Minors should not be tried as adults because they have not experienced the world like adults have, and they are not competent enough to go through or understand a trial. Many argue that minors should be tried as adults because they know what they are doing, and since society is changing and it’s not how it used to be 10 years ago, minors should be tried as adults for the reason that they need to learn their lesson and realize the crime they did was wrong. But in a recent study examining the mental health of minors after being tried as adults says, “66% of youth processed in adult criminal court had at least one psychiatric disorder and 43% had two or more types of disorders”. Another study was done for adults and it said, “less than 35% of adult males have a psychiatric disorder compared to 64% of transferred Youth”. I compared the two studies, and you can see that minors being tried as an adult have more of a chance to at least one psychiatric disorder.

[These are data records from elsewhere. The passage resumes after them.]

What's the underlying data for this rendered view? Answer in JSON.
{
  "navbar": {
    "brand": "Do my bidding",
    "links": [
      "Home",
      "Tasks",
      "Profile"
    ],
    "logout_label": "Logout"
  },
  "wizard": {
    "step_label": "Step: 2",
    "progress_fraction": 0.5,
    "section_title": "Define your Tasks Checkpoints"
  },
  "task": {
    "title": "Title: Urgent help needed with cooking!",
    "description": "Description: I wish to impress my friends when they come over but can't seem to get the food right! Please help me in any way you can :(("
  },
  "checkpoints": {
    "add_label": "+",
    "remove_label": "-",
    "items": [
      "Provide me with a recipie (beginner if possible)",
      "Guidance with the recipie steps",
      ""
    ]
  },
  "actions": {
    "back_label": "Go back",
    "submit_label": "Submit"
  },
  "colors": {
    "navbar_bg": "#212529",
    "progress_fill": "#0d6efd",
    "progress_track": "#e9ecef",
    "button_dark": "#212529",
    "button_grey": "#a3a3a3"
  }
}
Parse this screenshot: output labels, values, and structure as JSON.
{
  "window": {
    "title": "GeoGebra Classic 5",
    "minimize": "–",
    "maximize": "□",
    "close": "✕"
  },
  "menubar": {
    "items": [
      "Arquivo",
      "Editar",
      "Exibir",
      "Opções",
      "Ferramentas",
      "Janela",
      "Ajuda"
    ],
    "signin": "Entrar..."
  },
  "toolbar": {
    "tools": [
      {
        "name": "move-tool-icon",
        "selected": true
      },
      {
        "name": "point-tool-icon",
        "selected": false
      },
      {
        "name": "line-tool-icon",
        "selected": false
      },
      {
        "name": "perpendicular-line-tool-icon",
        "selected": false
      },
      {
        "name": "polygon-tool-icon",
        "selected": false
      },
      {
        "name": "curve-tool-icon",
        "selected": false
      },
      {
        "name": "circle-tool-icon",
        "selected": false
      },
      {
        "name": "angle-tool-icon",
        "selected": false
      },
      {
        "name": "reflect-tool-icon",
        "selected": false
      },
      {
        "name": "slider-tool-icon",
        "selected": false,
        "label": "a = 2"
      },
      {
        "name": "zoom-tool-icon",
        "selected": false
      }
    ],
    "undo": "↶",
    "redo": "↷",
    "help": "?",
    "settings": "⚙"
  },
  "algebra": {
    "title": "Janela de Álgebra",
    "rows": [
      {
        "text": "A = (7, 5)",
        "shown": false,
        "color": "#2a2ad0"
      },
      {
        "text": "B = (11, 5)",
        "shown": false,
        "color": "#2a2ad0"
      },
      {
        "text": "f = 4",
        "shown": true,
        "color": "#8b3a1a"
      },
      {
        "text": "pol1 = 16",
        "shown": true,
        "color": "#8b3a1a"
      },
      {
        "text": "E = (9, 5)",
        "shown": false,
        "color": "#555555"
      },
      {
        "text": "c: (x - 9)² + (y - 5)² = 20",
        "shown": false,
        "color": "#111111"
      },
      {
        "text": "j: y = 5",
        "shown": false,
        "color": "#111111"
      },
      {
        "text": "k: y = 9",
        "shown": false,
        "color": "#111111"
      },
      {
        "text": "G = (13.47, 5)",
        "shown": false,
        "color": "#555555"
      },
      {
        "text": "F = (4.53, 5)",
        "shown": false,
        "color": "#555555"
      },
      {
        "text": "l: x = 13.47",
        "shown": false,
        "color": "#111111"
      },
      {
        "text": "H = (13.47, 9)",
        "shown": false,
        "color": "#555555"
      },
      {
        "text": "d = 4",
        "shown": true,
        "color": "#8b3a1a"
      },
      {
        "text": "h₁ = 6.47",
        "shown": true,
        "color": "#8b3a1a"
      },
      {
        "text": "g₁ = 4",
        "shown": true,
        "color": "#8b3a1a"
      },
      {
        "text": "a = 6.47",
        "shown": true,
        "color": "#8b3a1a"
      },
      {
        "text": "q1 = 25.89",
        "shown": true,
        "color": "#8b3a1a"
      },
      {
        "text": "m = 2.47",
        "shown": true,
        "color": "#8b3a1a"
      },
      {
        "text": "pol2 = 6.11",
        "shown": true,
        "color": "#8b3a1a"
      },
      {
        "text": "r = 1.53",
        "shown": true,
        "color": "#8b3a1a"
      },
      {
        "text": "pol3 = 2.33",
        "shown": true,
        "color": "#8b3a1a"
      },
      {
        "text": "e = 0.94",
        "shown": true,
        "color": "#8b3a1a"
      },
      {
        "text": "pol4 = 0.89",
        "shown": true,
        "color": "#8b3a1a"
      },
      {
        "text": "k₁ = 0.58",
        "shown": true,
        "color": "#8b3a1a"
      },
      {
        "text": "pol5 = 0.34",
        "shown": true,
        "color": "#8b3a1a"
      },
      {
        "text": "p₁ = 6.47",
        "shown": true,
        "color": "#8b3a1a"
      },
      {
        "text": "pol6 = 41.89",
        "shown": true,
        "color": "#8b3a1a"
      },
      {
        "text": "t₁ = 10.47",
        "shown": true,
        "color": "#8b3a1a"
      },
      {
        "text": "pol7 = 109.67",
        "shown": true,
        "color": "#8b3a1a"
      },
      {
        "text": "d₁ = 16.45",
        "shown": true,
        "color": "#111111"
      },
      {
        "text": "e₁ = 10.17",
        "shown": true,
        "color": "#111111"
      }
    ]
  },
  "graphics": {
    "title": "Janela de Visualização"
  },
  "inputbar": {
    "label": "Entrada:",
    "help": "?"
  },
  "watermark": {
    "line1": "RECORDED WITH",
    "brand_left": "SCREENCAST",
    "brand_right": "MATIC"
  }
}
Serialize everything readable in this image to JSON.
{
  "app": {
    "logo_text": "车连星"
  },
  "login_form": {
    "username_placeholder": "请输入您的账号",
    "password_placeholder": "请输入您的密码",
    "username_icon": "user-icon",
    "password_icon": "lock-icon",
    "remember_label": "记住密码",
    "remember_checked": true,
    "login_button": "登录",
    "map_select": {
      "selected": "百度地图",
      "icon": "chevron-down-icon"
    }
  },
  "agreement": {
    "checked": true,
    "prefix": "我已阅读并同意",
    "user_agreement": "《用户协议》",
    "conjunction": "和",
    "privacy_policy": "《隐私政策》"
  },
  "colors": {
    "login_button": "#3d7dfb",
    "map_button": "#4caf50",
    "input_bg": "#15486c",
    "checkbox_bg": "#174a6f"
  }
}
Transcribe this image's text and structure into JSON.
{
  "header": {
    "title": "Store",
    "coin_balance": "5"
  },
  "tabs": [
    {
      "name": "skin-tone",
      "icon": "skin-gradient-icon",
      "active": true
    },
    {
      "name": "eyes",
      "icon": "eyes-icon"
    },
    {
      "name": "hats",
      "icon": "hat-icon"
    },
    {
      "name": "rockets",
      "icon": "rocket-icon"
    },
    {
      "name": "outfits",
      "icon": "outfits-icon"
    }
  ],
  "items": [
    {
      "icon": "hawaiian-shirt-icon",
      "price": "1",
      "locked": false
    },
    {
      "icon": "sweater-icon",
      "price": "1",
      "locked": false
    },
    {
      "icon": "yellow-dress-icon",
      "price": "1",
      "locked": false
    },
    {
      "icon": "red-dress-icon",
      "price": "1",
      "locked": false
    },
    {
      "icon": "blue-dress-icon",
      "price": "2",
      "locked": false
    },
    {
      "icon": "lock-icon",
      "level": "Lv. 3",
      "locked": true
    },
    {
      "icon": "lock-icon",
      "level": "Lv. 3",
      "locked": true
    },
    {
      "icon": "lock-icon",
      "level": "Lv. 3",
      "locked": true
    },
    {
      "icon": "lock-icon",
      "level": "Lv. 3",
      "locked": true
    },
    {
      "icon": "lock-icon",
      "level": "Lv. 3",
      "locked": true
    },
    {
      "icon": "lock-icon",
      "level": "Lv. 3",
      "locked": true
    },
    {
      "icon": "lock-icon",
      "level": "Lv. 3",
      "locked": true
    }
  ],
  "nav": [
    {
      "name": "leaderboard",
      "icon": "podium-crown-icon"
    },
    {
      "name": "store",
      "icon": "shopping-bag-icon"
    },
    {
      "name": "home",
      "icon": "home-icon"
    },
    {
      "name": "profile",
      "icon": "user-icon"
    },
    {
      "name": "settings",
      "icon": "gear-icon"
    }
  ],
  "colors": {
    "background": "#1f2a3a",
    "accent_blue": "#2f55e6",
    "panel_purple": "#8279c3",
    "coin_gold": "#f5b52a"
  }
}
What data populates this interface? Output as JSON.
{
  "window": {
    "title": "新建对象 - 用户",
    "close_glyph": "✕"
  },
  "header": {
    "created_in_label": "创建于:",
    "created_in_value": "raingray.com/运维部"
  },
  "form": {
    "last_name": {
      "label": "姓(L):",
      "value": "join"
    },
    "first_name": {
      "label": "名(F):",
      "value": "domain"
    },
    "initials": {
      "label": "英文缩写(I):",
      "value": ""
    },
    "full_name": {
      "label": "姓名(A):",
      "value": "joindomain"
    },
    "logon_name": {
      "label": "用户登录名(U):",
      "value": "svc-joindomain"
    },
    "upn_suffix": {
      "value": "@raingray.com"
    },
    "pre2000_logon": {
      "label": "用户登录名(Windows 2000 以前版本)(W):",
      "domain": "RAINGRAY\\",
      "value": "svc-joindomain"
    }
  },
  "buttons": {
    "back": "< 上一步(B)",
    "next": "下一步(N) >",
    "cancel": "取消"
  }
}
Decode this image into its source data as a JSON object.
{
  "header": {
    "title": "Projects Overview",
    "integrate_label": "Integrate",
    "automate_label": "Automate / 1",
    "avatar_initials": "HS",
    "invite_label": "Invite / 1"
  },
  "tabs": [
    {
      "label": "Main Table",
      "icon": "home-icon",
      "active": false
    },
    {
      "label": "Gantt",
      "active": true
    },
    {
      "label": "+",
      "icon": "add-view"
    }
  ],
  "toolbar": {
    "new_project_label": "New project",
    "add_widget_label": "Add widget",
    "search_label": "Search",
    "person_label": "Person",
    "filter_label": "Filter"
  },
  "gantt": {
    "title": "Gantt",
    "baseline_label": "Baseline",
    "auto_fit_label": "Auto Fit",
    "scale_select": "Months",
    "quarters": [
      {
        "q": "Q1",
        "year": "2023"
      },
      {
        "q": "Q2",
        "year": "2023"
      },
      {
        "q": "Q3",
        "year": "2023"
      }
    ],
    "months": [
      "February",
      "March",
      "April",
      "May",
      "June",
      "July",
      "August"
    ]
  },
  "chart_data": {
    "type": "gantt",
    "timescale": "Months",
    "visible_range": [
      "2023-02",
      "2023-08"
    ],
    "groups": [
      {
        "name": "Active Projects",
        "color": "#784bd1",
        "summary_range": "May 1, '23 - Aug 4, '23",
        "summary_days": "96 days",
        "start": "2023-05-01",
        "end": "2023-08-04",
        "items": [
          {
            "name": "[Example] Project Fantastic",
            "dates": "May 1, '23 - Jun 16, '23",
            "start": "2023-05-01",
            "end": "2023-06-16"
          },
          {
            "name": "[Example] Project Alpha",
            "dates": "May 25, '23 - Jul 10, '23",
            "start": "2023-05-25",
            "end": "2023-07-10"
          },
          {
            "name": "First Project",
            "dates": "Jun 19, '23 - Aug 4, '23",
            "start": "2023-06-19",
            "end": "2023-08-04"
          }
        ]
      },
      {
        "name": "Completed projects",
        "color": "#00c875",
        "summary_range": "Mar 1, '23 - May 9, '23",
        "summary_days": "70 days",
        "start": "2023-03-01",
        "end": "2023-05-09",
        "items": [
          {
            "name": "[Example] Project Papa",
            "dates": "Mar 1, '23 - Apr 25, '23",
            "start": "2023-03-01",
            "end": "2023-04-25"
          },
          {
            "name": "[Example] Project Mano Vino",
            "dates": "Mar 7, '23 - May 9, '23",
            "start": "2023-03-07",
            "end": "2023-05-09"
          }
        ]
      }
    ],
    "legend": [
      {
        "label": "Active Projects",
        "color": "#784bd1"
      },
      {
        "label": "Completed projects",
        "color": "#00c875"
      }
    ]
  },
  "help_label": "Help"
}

Youth that hang around people their age that are making bad choices and not abiding the law will involve in crimes with friends who are doing the same. Their environment can cause them to act out in negative ways, the lack of positive adults, abuse and neglect, and too much idle time and not enough planned activities. Children should not be tried as adults. “The United States Supreme Court has ruled that there are limitations on the punishment juveniles can receive even when they are tried in adult court. The law considers youth crimes to be less culpable than adult, therefore juvenile punishment should not be as severe as those available for adults, even for the exact same crime.” The punishment of a 14 year old, Arkansas teenager who wasn’t the triggerman at a video rental store that he and his robbed was fair.
Juveniles would not become repeated offenders. Some say they lack the maturity to understand the wrongness of comprehending their actions. Juveniles can be rehabilitated. The justice legal system, should they treat juvenile violent offenders as adults? My rebuttal: Yes, a heinous crime remains a heinous crime regardless who has committed it.
President Mark Soler of the Washington, D.C., Youth Law Center points out that adolescents/children are required by law to be incarcerated separately from adults. However, the overwhelmed juvenile justice system lets the adult criminal justice system handle many youth offenders. This causes numerous negative effects for convicted juveniles. The law recognizes that adolescents/children are less equipped to make important decisions than adults are. Yet the law fails to distinguish between adolescents/children and adults when it comes to spending the rest of their lives in prison for crimes they have committed before their 18th birthday.
Juvenile delinquents are defined as trouble makers, thugs, gangsters etc. But what people don’t know is why they are like this. Juvenile delinquents don’t always act out just because; they may have things in their past or present that they are trying to avoid. The things in the past or present they are trying to avoid may be more traumatic than us as adults see it. No matter how bad or good their life is kids or teens still have problems they face.
Despite the life-altering consequences of incarceration in an adult jail, relatively little attention have been given to these youth (Berlatsky, 2010). On the other hand, the few police departments that have realized the agony youths undergo separate the young offenders from adults. The problem with this mode is, isolation causes the youths to suffer from emotional and physiological problems. On the other hand, another group of people argue that regardless of the offenders age, violent and habitual offenders need to be locked in to protect the public safety and provide appropriate level of punishment(Andrea & Nakaya, 2005.). it is also argued that it right to use the space available in local county jail and state prisons as needed.
Juveniles are way too vulnerable to conduct in behavior that is too immature and irresponsible (Cornell, 2009). This suggests that juveniles are way too influenced by their immediate surroundings, giving them a lack of control and immature behavior. With in a society, juveniles are still trying to define who they are and understand themselves. On March 1, 2005, the U.S. Supreme Court held: The Eighth and Fourteenth Amendments forbid imposition of the death penalty on offenders who were under the age of 18 when their crimes were committed (Cornell, 2009). Reference: FindLaw, (2009).
No one wants to convict an innocent man or woman of a crime they didn’t commit, so surely no one wants to convict a juvenile—without knowing. The process of the juvenile court system all depends on the seriousness of the offense/crime and whether the juveniles denies involvement or claims involvement. If the court finds that the juvenile is involved, or the juvenile claims involvement, the court will then decide the juveniles punishment based on best interest for the juvenile. For adults, the goal of the court is to punish the adult if found guilty of committing a crime. Juveniles, however, are much younger and may require a different approach.
Sex offenders should be supervised. To me, sex offenders are the lowest of the low when it comes to criminals. I believe that someone who violates children and/or rapes cannot be rehabilitated. The want to commit such heinous crimes is an addiction that is unstoppable. Given the chance, a child molester will commit the crime again.
Should Juveniles Be Tried As Adults? The article “Should Juveniles Be Tried As Adults” by Terry A. Maroney describes the relation of teens and the criminal system. She believes that teens are not adults and that they do not have the mentality or righteousness as an adult. Saying a child or teen is an adult does not make them one. She continues on to say that it is proven that teens are more likely to be influenced by peer pressure.